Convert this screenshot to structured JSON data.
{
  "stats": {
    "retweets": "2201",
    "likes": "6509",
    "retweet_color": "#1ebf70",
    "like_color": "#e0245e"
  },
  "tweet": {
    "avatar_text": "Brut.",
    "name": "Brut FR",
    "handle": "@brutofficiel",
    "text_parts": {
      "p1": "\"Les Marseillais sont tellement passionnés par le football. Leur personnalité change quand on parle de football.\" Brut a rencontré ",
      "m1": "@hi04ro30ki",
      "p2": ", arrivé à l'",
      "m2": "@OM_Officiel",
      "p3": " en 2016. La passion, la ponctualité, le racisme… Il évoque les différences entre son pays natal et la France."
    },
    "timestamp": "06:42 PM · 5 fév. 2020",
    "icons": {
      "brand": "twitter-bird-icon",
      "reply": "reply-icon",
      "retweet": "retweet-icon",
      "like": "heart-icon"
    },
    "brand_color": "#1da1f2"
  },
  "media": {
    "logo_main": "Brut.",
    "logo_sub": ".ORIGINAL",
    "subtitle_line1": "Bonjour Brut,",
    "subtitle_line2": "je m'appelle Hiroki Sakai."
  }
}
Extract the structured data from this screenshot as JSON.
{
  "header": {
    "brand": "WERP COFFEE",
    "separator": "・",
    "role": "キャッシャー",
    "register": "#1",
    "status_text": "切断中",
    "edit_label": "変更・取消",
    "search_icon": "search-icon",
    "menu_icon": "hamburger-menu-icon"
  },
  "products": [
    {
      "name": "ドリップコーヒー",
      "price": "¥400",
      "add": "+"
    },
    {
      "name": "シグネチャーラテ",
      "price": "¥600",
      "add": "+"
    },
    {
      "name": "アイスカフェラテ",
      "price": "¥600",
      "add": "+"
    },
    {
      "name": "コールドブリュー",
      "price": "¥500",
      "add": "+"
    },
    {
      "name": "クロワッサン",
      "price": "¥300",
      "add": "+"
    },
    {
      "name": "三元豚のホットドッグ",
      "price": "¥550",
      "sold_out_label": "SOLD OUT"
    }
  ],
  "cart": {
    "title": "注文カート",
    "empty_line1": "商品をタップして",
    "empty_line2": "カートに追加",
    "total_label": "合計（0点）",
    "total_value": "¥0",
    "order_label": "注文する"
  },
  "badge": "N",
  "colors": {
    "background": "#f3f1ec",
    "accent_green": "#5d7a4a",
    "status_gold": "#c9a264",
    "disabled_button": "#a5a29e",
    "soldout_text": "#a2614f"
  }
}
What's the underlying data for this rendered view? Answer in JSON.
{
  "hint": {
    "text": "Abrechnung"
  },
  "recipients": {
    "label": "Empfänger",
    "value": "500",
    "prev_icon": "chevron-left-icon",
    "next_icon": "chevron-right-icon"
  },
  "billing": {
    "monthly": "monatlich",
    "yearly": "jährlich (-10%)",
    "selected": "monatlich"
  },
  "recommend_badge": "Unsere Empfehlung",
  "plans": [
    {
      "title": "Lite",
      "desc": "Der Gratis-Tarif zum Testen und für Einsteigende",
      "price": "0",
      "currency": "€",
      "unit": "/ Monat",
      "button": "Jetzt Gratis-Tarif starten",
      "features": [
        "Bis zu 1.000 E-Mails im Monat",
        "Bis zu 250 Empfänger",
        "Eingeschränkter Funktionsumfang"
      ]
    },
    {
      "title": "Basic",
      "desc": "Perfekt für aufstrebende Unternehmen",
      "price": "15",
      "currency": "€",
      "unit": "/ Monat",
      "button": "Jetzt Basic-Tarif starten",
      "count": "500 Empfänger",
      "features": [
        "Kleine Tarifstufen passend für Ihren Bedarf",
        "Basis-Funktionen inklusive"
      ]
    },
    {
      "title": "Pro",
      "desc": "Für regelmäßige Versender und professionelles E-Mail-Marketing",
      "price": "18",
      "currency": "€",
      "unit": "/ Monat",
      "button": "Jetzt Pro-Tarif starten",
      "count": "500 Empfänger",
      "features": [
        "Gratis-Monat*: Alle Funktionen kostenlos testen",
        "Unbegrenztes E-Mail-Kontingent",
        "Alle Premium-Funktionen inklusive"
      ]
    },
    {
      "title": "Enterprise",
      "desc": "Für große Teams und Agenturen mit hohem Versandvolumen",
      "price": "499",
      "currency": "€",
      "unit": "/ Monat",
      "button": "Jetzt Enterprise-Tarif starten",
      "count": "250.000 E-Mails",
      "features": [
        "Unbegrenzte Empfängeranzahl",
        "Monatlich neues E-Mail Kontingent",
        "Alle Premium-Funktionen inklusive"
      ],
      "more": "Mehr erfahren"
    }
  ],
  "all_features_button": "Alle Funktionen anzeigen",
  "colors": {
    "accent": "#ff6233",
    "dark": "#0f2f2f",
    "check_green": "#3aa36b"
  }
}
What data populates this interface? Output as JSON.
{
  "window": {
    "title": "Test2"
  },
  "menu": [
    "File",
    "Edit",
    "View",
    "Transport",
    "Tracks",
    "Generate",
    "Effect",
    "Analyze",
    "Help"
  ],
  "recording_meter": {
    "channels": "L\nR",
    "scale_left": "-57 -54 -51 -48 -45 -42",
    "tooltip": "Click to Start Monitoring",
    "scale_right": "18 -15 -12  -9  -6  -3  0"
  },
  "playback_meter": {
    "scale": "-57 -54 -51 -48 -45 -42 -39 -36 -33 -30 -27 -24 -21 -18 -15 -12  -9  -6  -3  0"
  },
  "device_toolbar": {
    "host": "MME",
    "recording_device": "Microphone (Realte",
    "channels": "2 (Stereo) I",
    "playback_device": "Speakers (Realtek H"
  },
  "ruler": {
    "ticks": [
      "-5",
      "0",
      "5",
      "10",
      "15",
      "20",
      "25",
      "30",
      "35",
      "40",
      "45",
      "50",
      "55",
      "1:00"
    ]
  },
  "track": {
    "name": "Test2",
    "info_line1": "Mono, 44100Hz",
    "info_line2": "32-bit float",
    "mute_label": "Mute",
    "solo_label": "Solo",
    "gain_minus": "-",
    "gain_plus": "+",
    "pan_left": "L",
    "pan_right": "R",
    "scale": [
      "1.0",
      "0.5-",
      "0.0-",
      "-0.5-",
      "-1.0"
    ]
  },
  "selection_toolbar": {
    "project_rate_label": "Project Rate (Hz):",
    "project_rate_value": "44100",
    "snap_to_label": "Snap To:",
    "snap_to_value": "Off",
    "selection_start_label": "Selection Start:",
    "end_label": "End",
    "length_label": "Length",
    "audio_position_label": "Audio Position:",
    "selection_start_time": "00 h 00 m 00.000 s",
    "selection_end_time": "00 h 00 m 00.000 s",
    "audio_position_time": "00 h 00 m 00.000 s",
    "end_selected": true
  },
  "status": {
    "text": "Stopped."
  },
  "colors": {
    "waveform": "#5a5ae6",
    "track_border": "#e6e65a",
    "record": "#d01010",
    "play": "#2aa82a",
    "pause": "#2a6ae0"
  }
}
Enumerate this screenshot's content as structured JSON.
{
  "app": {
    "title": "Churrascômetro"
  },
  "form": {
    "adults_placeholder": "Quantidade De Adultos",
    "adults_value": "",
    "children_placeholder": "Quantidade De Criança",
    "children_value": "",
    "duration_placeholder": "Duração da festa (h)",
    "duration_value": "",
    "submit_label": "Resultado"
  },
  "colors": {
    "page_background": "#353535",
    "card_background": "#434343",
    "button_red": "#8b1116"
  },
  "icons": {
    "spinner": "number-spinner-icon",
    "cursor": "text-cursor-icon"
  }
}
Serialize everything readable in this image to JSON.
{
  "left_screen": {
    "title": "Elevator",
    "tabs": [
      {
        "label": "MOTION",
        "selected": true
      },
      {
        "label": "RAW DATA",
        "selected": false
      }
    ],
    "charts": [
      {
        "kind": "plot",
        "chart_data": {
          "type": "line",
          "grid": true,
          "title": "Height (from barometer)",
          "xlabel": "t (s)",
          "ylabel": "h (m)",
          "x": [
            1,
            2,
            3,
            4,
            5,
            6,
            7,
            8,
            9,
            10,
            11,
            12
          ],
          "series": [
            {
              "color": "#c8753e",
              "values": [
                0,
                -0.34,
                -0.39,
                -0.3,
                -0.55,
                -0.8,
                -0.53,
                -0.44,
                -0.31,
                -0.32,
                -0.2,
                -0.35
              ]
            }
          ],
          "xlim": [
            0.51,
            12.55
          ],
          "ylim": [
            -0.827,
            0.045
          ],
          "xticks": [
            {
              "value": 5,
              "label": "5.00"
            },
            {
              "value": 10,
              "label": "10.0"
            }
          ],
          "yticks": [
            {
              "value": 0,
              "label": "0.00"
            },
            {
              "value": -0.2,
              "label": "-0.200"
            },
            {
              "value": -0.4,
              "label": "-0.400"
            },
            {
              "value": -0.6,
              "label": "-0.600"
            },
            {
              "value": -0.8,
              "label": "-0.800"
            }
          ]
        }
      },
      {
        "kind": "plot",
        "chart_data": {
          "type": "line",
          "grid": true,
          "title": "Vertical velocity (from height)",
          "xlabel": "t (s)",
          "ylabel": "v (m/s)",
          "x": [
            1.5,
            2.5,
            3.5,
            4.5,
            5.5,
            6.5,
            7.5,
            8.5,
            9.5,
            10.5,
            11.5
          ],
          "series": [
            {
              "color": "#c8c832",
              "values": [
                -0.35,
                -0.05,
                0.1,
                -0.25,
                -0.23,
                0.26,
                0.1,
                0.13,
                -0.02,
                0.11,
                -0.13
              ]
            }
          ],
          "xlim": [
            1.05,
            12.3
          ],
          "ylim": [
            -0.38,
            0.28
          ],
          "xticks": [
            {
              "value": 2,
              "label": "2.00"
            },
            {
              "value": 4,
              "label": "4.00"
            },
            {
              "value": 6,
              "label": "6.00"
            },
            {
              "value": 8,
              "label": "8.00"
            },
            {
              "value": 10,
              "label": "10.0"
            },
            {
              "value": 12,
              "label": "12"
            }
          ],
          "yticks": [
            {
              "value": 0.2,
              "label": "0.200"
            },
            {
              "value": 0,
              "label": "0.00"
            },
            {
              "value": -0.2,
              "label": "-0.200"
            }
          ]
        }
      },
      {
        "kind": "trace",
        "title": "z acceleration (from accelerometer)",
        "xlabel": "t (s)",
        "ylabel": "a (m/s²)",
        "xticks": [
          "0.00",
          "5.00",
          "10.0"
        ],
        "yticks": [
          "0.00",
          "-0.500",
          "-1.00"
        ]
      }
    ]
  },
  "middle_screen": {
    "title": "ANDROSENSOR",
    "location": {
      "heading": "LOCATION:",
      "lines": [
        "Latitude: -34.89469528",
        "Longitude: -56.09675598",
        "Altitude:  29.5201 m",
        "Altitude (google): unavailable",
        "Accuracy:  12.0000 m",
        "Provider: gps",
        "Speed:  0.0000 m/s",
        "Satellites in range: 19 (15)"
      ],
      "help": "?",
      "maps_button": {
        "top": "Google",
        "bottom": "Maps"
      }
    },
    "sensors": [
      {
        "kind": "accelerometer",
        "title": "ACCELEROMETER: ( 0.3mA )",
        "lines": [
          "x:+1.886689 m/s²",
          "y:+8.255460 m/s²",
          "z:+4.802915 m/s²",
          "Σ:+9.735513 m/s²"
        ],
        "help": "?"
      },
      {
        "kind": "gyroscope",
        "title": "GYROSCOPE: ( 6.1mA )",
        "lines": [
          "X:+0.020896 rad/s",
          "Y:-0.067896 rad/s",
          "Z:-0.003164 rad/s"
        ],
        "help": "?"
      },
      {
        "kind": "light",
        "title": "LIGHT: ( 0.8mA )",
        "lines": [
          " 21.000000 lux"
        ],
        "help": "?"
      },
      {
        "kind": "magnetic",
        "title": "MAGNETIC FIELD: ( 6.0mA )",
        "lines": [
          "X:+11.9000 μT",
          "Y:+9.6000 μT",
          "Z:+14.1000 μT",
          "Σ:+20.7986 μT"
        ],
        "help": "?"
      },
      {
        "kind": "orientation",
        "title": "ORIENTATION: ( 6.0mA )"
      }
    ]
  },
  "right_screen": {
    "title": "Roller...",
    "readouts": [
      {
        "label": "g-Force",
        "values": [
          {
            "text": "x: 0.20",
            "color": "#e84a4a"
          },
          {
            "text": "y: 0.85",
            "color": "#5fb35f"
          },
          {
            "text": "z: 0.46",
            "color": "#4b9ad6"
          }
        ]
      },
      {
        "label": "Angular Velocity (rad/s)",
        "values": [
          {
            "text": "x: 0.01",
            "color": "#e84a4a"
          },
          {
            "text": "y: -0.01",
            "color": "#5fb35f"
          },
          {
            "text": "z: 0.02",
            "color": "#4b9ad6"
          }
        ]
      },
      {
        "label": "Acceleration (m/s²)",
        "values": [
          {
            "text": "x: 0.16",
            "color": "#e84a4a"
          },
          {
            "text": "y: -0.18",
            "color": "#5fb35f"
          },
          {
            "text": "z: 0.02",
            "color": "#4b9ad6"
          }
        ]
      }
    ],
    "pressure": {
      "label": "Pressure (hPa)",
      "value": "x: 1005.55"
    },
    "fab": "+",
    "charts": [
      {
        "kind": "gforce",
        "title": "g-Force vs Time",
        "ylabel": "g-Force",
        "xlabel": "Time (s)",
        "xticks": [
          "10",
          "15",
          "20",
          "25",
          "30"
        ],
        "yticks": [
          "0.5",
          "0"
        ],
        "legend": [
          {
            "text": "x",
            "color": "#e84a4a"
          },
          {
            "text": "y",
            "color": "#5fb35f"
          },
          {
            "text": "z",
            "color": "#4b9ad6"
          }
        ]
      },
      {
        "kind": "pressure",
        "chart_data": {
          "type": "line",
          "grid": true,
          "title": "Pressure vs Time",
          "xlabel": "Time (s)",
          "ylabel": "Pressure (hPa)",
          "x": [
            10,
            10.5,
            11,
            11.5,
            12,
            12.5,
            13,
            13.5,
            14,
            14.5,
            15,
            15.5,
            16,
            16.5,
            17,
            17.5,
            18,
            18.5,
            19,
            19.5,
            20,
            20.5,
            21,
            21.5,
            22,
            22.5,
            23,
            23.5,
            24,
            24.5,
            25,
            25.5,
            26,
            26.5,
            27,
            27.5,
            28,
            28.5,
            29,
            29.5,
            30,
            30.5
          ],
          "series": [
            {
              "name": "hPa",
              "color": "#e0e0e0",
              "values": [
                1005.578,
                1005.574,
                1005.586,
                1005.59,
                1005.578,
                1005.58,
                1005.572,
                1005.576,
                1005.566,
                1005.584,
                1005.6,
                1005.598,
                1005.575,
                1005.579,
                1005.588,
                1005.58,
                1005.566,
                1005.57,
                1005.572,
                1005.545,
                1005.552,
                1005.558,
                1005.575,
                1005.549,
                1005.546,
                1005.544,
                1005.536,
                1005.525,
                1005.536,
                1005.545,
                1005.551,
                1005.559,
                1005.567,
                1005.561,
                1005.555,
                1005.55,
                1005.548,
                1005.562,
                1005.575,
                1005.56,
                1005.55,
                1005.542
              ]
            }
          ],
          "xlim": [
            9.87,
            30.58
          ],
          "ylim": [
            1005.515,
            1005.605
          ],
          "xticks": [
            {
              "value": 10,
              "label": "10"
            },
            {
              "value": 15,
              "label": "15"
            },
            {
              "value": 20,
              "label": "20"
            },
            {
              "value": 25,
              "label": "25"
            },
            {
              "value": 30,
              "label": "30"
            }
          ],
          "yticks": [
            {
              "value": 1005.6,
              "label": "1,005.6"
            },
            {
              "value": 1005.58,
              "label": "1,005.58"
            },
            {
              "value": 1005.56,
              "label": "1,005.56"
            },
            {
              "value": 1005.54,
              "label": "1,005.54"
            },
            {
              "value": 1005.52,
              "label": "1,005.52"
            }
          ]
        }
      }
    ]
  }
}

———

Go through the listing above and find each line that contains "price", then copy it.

= FINISHED TASK =
      "price": "¥400",
      "price": "¥600",
      "price": "¥600",
      "price": "¥500",
      "price": "¥300",
      "price": "¥550",
      "price": "0",
      "price": "15",
      "price": "18",
      "price": "499",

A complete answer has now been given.